In the end I thought, well, I'm going to have to write my own story. The same time I was, we quite often make up stories for my daughters. We had a series of ones called the Fox stories, which were about an evil fox and some children, but they were often told in the car when we were trying to get the kids to go to sleep. They were intentionally very slow and boring. So I didn't want to make a very slow, very boring story, but I did have one story that I'd made up for them because we call my younger daughter, Iris, who sleeps solidly every night, never seems to wake up. We called her the log, and I invented this story about a little log princess who every night, when she fell asleep, she turned into a log. In the first verse I made for the girls, it was two princesses, and she forgets to wake her sister up. The log gets lost and then there's a quest to get it back. So I sort of wrote the first draft accidentally, just improvising it as I went along, which if I, if I could I'd write all my stories like that, because it's a great way of getting over all the tricks your brain can play on you to persuade you not to write. It's quite good to just get on with it and get it out there. So, I don't know. I have to find a way that now, now I don't have small children, I need to improvise more often if I can.

 

Rebecca Markwick:

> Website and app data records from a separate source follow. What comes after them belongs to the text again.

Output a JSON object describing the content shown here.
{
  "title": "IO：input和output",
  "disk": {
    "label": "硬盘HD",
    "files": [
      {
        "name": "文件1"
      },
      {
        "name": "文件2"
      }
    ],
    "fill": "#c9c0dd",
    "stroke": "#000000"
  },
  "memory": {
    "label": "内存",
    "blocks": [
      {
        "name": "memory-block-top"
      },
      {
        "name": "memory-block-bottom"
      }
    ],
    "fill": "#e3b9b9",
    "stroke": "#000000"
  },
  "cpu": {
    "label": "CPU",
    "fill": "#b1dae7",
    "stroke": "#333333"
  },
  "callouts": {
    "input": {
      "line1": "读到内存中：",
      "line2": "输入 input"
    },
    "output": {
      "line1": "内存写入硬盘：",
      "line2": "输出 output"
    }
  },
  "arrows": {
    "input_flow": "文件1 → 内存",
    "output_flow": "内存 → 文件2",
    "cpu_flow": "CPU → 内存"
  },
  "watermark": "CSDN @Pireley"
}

That sounds like a really lovely way to come up with a story idea. I'm a bit jealous now. 

 

Tom Gauld:

Then I just worked on it for a couple of years in the background, when I wasn't doing something else. Just tinkering with it and trying to meet the story work as well as possible. Because I love, for some reason drawing robots, I thought it'd be more fun and more unexpected to have a princess and a robot than two princesses. I just thought it was visually more interesting. So that sort of went into the story, and quite a lot of the story was me, the writer, thinking, well, what would me the illustrator like to draw here? So, there's, you know, I, I do like maps and I like complicated pictures with lots happening in them. So, I sort of wrote a story which would be a sort of a vessel to hold some of the things... 

 

Rebecca Markwick:

That must be quite a fun dynamic, because most of the time you'll have a writer who writes the story and then a completely different person illustrates it. Like you said earlier, you know, you get given the story and you draw for the story. But it's quite unusual to have someone that gets to write the story and illustrate the same story. 

 

Tom Gauld:

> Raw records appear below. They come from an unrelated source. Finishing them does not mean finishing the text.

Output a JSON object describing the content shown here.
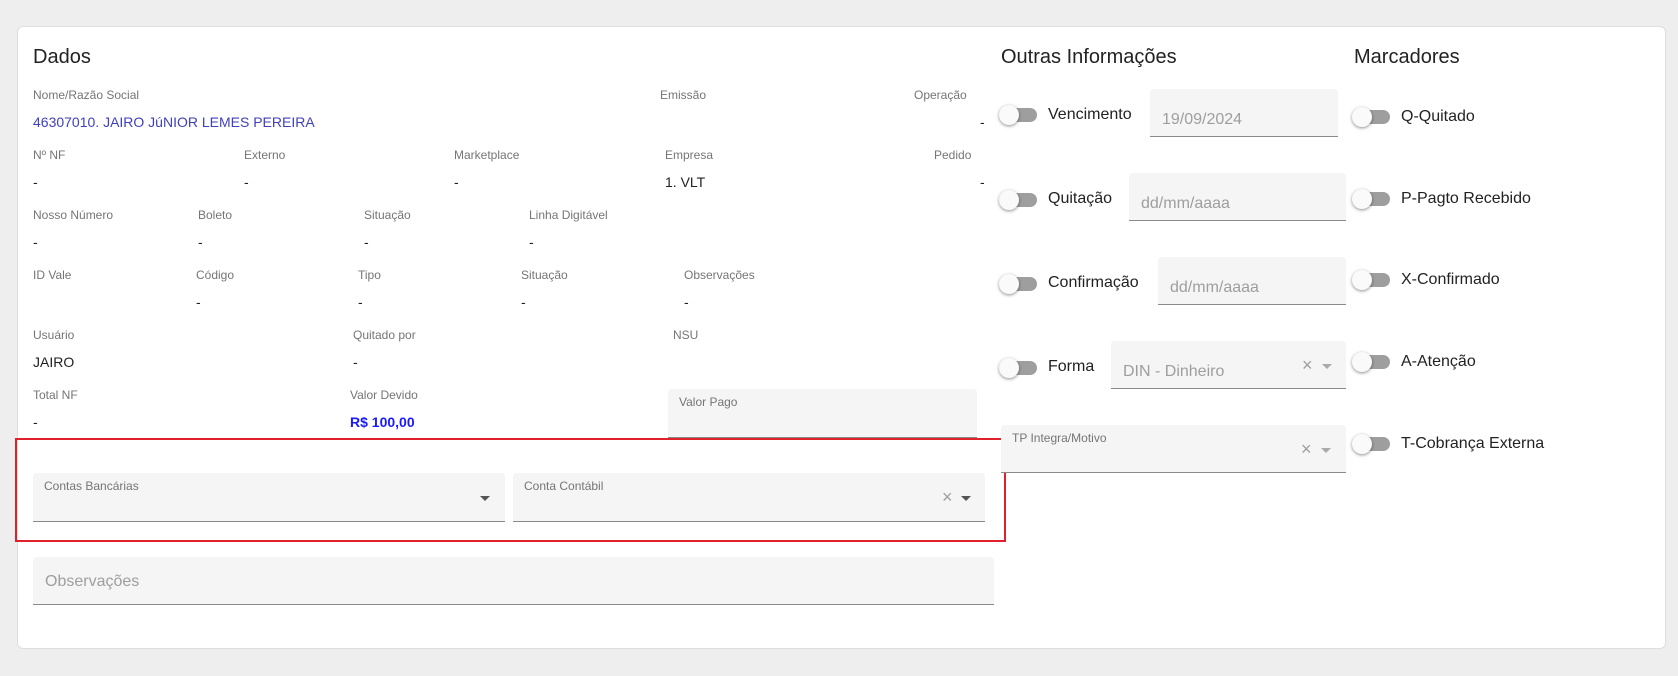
{
  "dados": {
    "title": "Dados",
    "nome_label": "Nome/Razão Social",
    "nome_value": "46307010. JAIRO JúNIOR LEMES PEREIRA",
    "emissao_label": "Emissão",
    "operacao_label": "Operação",
    "operacao_value": "-",
    "nf_label": "Nº NF",
    "nf_value": "-",
    "externo_label": "Externo",
    "externo_value": "-",
    "marketplace_label": "Marketplace",
    "marketplace_value": "-",
    "empresa_label": "Empresa",
    "empresa_value": "1. VLT",
    "pedido_label": "Pedido",
    "pedido_value": "-",
    "nosso_numero_label": "Nosso Número",
    "nosso_numero_value": "-",
    "boleto_label": "Boleto",
    "boleto_value": "-",
    "situacao1_label": "Situação",
    "situacao1_value": "-",
    "linha_label": "Linha Digitável",
    "linha_value": "-",
    "id_vale_label": "ID Vale",
    "codigo_label": "Código",
    "codigo_value": "-",
    "tipo_label": "Tipo",
    "tipo_value": "-",
    "situacao2_label": "Situação",
    "situacao2_value": "-",
    "obs_label": "Observações",
    "obs_value": "-",
    "usuario_label": "Usuário",
    "usuario_value": "JAIRO",
    "quitado_label": "Quitado por",
    "quitado_value": "-",
    "nsu_label": "NSU",
    "total_nf_label": "Total NF",
    "total_nf_value": "-",
    "valor_devido_label": "Valor Devido",
    "valor_devido_value": "R$ 100,00",
    "valor_pago_label": "Valor Pago",
    "contas_bancarias_label": "Contas Bancárias",
    "conta_contabil_label": "Conta Contábil",
    "observacoes_placeholder": "Observações"
  },
  "outras": {
    "title": "Outras Informações",
    "vencimento_label": "Vencimento",
    "vencimento_value": "19/09/2024",
    "quitacao_label": "Quitação",
    "quitacao_placeholder": "dd/mm/aaaa",
    "confirmacao_label": "Confirmação",
    "confirmacao_placeholder": "dd/mm/aaaa",
    "forma_label": "Forma",
    "forma_value": "DIN - Dinheiro",
    "tp_label": "TP Integra/Motivo"
  },
  "marcadores": {
    "title": "Marcadores",
    "items": [
      "Q-Quitado",
      "P-Pagto Recebido",
      "X-Confirmado",
      "A-Atenção",
      "T-Cobrança Externa"
    ]
  },
  "icons": {
    "clear": "×",
    "dropdown": "caret-down-icon"
  },
  "colors": {
    "link": "#3f3fbf",
    "money": "#1a1aff",
    "highlight": "#e0202a"
  }
}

You know what, I've never illustrated a kid's book by anyone. I did illustrate one, but the author had been long dead, so. But the point is, I imagine you'd have an urge to say, well, can we, can we change this text a little so I can draw what I want to draw? And I would imagine most of the time they'd say no. But if you were the writer, then you can be generous to yourself and say, sure, go ahead, knock yourself out. So, it's good from that point of view.

 

Rebecca Markwick:

Excellent. Well, we've run out of time. I was getting really into that it was so good. Thank you so much for coming on. I'm going to pop links to your new book, and to your website, and to all the authors and books that you've mentioned into the show notes.

 

And thank you very much for coming on. It's been marvellous.

 

Tom Gauld:

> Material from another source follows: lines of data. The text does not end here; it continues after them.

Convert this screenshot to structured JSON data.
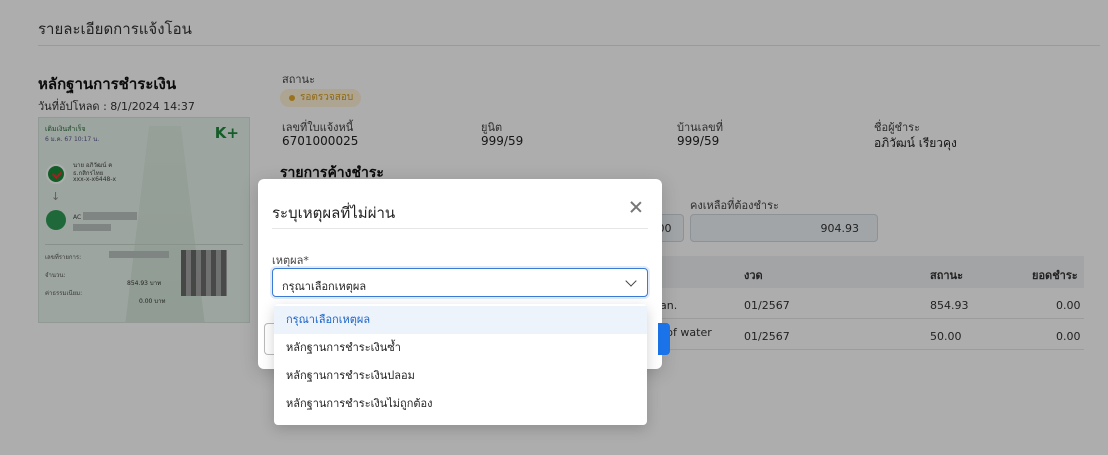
{
  "page": {
    "title": "รายละเอียดการแจ้งโอน"
  },
  "evidence": {
    "title": "หลักฐานการชำระเงิน",
    "upload_date": "วันที่อัปโหลด : 8/1/2024 14:37"
  },
  "slip": {
    "header": "เติมเงินสำเร็จ",
    "date": "6 ม.ค. 67 10:17 น.",
    "brand": "K+",
    "sender_name": "นาย อภิวัฒน์ ค",
    "sender_bank": "ธ.กสิกรไทย",
    "sender_account": "xxx-x-x6448-x",
    "receiver_prefix": "AC",
    "ref_label": "เลขที่รายการ:",
    "amount_label": "จำนวน:",
    "amount": "854.93 บาท",
    "fee_label": "ค่าธรรมเนียม:",
    "fee": "0.00 บาท"
  },
  "info": {
    "status_label": "สถานะ",
    "status_value": "รอตรวจสอบ",
    "status_color": "#e5a82a",
    "bill_label": "เลขที่ใบแจ้งหนี้",
    "bill_value": "6701000025",
    "unit_label": "ยูนิต",
    "unit_value": "999/59",
    "house_label": "บ้านเลขที่",
    "house_value": "999/59",
    "payer_label": "ชื่อผู้ชำระ",
    "payer_value": "อภิวัฒน์ เรียวคุง"
  },
  "outstanding": {
    "title": "รายการค้างชำระ",
    "prev_value": ".00",
    "remain_label": "คงเหลือที่ต้องชำระ",
    "remain_value": "904.93"
  },
  "table": {
    "headers": {
      "period": "งวด",
      "status": "สถานะ",
      "paid": "ยอดชำระ"
    },
    "rows": [
      {
        "desc": "an.",
        "period": "01/2567",
        "status": "854.93",
        "paid": "0.00"
      },
      {
        "desc": "ce of water",
        "period": "01/2567",
        "status": "50.00",
        "paid": "0.00"
      }
    ]
  },
  "modal": {
    "title": "ระบุเหตุผลที่ไม่ผ่าน",
    "field_label": "เหตุผล*",
    "selected": "กรุณาเลือกเหตุผล",
    "options": [
      "กรุณาเลือกเหตุผล",
      "หลักฐานการชำระเงินซ้ำ",
      "หลักฐานการชำระเงินปลอม",
      "หลักฐานการชำระเงินไม่ถูกต้อง"
    ],
    "accent_color": "#1a73e8"
  }
}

Not at all! Time has flown, I didn't realise we had been talking so long! 

 

Rebecca Markwick:

I highly recommend Tom's new book. I've read it since recording this and it is heart-breaking, and beautiful, and wonderful and it does indeed have a happy ending. Do check out Tom on Twitter. We'll pop his Twitter link in the show notes. Do follow us on Twitter at shelf underscore healing for fun book things on Twitter.

 

Thanks, as always, to Nicholas Patrick for our music, and to Nat Balch for our transcripts.